Capital construction halts to allow first-graders to continue tradition
When work began on Phase 1 of Broadalbin-Perth’s $39.7 million capital project, first-grade teacher Cindy Hartney had one question: Would her class be able to take its yearly trip into the woods behind The Learning Community? On the morning of Thursday, June 1, construction stopped so that Hartney and her class could take that trip into the woods to carry on a tradition that is now in its seventh year.
The students’ mission: Bury a time capsule filled with individual and class mementos, student artwork and writing, and letters from their teachers. Hartney’s hope is that the students will return to the site of the buried time capsule 11 years from now when they are preparing to graduate from Broadalbin-Perth High School.
Hartney, her students and parent volunteers were accompanied to the capsule’s burial site by Nolan Smith, construction site representative for CSArch, the district’s architecture firm. Smith helped the children and adults navigate a muddy construction field and clamber through wooded areas to reach the existing nature trail.
“They definitely made some memories today,” Hartney said about the students’ unusual trek to the time capsule burial location. “They’ll be talking about this for years to come.”

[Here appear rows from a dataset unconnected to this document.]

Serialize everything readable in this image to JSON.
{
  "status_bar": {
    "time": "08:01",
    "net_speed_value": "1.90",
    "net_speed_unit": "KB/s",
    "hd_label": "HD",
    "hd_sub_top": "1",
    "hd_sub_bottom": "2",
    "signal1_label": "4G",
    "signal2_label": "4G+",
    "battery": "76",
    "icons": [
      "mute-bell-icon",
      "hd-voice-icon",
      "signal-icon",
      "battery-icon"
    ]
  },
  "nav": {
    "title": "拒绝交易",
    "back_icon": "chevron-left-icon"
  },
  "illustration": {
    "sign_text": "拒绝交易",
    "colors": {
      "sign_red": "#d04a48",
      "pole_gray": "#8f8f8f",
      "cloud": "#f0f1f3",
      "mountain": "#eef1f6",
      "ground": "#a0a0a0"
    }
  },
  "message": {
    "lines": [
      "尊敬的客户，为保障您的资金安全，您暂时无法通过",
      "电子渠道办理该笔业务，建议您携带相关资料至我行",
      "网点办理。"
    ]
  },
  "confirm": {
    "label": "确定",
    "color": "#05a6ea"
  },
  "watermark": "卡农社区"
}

The outdoor classroom, which is near where Hartney’s classes have buried their time capsules, is not being affected by the capital project. Hartney plans to continue this annual tradition with her classes in future years, unobstructed by construction work.